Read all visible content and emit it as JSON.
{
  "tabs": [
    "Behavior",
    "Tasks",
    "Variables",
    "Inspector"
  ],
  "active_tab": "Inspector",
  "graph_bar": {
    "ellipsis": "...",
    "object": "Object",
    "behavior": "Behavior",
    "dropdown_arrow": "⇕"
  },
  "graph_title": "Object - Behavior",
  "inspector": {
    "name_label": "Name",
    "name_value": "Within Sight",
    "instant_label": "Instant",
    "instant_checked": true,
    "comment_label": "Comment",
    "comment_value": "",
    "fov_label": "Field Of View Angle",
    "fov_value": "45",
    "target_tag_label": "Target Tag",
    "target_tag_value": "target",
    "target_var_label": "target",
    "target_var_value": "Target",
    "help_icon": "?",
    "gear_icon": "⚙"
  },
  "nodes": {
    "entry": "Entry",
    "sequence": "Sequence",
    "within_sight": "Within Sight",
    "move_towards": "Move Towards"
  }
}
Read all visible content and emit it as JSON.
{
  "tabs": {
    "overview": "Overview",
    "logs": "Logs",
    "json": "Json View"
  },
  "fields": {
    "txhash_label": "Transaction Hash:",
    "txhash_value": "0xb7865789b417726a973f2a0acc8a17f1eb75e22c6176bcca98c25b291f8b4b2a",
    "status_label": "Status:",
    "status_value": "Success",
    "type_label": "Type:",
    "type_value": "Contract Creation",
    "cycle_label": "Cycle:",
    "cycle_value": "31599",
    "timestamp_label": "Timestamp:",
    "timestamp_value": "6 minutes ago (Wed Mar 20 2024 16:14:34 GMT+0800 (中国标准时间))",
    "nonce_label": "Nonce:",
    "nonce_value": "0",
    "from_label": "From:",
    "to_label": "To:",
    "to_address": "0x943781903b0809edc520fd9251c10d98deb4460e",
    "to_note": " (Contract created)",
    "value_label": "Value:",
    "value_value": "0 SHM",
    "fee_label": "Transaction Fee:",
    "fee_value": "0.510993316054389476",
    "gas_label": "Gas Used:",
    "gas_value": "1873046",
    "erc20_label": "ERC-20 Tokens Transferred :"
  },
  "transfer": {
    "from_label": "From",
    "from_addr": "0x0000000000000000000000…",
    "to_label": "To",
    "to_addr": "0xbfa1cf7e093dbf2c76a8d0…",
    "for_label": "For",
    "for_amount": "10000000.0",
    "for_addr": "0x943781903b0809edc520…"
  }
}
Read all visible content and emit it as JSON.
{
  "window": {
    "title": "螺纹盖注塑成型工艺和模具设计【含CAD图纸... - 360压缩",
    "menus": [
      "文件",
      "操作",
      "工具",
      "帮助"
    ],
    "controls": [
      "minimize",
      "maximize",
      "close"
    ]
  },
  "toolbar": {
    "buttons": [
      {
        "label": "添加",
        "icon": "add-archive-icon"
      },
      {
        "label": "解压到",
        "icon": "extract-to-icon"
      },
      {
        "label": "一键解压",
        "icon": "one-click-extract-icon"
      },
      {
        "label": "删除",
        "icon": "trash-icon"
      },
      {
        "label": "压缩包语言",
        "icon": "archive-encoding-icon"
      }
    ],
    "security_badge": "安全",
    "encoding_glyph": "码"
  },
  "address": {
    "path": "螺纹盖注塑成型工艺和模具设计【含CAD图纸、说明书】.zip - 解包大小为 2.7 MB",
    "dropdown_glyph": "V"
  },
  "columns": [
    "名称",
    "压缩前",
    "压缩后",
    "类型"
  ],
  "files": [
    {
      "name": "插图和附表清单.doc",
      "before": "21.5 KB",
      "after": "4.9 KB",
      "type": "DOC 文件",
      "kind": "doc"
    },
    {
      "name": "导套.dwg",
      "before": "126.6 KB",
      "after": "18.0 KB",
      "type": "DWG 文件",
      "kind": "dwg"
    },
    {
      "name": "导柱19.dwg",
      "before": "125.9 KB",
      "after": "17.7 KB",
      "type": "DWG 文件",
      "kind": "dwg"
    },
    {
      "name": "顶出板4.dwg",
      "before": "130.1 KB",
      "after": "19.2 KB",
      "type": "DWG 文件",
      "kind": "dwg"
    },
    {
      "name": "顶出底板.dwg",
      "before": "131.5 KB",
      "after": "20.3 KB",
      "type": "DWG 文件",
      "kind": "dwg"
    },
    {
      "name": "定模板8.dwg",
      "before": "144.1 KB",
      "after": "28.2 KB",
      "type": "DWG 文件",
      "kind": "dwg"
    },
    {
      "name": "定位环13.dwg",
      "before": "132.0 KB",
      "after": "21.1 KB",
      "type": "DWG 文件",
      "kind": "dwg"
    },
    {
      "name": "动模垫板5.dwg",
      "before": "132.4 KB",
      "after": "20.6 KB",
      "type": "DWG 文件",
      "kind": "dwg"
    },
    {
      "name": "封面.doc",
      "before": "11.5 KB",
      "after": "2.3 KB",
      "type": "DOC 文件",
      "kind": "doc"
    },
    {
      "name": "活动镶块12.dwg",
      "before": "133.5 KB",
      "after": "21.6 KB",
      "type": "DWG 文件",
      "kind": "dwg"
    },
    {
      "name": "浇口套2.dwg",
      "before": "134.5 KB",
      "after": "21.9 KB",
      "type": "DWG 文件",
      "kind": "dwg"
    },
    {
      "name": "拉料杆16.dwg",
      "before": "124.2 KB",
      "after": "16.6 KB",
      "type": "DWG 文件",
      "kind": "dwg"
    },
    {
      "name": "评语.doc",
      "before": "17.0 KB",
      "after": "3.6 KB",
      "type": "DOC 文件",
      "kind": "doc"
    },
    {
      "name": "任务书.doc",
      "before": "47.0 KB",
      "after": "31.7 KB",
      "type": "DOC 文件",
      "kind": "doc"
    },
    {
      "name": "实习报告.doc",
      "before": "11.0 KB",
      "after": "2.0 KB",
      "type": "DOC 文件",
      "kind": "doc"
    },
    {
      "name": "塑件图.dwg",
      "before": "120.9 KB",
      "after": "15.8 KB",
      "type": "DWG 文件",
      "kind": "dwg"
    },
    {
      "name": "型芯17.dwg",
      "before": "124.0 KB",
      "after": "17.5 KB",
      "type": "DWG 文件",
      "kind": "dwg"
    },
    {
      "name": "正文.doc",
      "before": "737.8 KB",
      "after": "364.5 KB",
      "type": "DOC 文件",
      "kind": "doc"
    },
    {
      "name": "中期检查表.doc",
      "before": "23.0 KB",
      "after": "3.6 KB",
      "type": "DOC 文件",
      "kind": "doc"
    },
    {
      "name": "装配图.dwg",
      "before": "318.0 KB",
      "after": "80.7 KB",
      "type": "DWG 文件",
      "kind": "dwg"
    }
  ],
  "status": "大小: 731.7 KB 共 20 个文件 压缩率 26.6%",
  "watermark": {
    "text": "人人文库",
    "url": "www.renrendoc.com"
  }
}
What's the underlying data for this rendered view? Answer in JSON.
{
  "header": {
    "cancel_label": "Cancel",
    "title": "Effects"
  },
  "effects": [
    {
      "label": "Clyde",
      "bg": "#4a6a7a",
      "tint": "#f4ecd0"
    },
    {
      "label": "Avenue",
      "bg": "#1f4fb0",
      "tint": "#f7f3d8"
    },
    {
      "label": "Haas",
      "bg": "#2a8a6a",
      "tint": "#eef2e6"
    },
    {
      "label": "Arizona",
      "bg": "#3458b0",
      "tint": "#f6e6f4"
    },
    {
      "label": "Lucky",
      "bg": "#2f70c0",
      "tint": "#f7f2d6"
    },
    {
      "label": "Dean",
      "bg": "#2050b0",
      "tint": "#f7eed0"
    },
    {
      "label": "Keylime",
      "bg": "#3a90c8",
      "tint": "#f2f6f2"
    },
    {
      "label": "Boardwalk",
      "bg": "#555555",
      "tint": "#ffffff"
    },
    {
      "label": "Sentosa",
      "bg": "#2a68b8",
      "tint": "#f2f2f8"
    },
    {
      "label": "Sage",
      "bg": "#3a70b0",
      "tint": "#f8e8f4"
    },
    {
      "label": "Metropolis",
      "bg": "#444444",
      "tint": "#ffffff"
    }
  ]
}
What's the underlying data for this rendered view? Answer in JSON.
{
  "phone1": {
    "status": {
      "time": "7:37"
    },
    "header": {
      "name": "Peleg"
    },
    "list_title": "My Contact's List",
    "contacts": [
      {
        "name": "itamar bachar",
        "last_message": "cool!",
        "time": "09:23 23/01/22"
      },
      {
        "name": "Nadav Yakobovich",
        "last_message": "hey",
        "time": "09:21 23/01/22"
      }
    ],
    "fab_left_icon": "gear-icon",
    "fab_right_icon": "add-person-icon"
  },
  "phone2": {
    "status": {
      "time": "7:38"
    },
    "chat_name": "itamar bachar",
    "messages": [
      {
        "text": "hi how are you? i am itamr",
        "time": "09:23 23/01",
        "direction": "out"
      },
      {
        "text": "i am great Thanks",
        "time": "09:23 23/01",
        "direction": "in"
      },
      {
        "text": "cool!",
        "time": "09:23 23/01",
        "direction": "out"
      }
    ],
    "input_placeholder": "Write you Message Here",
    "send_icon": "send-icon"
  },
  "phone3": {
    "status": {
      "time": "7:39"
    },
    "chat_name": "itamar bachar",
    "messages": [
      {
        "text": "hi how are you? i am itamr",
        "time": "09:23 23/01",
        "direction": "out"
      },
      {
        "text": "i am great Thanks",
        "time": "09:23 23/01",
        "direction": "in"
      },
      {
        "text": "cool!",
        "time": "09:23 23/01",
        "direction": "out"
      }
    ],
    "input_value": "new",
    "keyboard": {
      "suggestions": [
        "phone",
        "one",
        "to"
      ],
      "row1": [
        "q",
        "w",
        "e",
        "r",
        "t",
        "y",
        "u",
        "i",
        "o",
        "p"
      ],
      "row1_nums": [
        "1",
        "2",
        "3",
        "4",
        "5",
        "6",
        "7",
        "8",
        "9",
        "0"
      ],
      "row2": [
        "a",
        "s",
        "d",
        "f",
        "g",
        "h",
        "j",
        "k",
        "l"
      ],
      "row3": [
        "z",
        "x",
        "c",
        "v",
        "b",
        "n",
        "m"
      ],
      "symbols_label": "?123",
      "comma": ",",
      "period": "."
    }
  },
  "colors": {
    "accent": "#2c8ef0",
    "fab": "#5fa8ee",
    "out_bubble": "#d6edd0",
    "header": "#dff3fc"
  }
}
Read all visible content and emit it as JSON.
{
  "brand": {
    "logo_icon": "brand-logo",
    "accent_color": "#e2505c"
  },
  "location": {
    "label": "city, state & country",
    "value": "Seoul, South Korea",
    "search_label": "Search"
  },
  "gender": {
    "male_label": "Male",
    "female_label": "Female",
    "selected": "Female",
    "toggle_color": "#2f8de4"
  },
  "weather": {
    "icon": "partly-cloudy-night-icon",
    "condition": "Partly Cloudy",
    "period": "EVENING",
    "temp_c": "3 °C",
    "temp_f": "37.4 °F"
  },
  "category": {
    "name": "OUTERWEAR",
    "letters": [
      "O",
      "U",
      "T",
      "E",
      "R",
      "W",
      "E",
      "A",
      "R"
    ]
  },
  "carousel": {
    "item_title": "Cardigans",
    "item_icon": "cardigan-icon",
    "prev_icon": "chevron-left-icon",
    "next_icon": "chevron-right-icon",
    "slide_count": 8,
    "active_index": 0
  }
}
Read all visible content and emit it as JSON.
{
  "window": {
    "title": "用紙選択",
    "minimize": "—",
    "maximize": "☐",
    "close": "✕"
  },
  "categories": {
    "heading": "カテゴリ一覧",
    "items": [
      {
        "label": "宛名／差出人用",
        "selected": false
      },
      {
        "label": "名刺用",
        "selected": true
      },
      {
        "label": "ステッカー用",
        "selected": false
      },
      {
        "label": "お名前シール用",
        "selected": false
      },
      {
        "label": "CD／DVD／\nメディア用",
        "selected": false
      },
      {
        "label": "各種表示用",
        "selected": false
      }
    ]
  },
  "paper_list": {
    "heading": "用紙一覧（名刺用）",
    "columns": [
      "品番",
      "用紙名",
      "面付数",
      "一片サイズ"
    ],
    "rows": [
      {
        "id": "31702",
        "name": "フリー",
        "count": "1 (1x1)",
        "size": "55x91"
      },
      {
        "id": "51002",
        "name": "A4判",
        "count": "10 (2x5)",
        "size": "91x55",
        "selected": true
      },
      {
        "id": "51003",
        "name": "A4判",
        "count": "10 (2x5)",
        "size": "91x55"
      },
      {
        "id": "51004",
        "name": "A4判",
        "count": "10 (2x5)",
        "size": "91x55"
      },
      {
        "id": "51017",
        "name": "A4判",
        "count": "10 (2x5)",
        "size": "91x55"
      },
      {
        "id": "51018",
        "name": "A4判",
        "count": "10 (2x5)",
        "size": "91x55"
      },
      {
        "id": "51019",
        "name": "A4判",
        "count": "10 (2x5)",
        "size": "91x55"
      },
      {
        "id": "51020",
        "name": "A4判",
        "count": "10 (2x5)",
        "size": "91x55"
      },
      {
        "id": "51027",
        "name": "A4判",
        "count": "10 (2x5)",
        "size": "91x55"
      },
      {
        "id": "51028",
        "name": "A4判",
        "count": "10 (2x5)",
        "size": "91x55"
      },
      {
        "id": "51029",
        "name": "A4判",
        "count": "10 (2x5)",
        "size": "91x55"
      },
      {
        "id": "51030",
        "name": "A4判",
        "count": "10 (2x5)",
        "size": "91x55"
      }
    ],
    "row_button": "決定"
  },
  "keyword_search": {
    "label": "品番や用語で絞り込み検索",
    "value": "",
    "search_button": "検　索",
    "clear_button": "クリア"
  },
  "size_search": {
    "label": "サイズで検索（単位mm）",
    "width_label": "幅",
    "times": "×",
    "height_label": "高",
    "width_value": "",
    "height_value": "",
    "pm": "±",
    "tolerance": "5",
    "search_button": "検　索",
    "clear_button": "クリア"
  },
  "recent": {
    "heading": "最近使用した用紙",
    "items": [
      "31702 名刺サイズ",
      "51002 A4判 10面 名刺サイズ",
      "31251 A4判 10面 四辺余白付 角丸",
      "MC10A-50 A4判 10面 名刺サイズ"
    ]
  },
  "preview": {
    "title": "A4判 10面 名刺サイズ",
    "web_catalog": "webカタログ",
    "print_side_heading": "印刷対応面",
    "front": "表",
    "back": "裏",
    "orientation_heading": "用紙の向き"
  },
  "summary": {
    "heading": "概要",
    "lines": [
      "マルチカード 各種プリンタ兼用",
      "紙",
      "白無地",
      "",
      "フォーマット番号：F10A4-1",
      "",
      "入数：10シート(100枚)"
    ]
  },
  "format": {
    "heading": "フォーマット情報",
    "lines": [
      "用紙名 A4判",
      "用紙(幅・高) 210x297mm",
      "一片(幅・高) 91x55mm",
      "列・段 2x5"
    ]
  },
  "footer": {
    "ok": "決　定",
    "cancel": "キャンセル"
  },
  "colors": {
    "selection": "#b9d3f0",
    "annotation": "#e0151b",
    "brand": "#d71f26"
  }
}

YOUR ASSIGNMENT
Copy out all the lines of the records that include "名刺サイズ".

EXPECTED OUTPUT
      "31702 名刺サイズ",
      "51002 A4判 10面 名刺サイズ",
      "MC10A-50 A4判 10面 名刺サイズ"
    "title": "A4判 10面 名刺サイズ",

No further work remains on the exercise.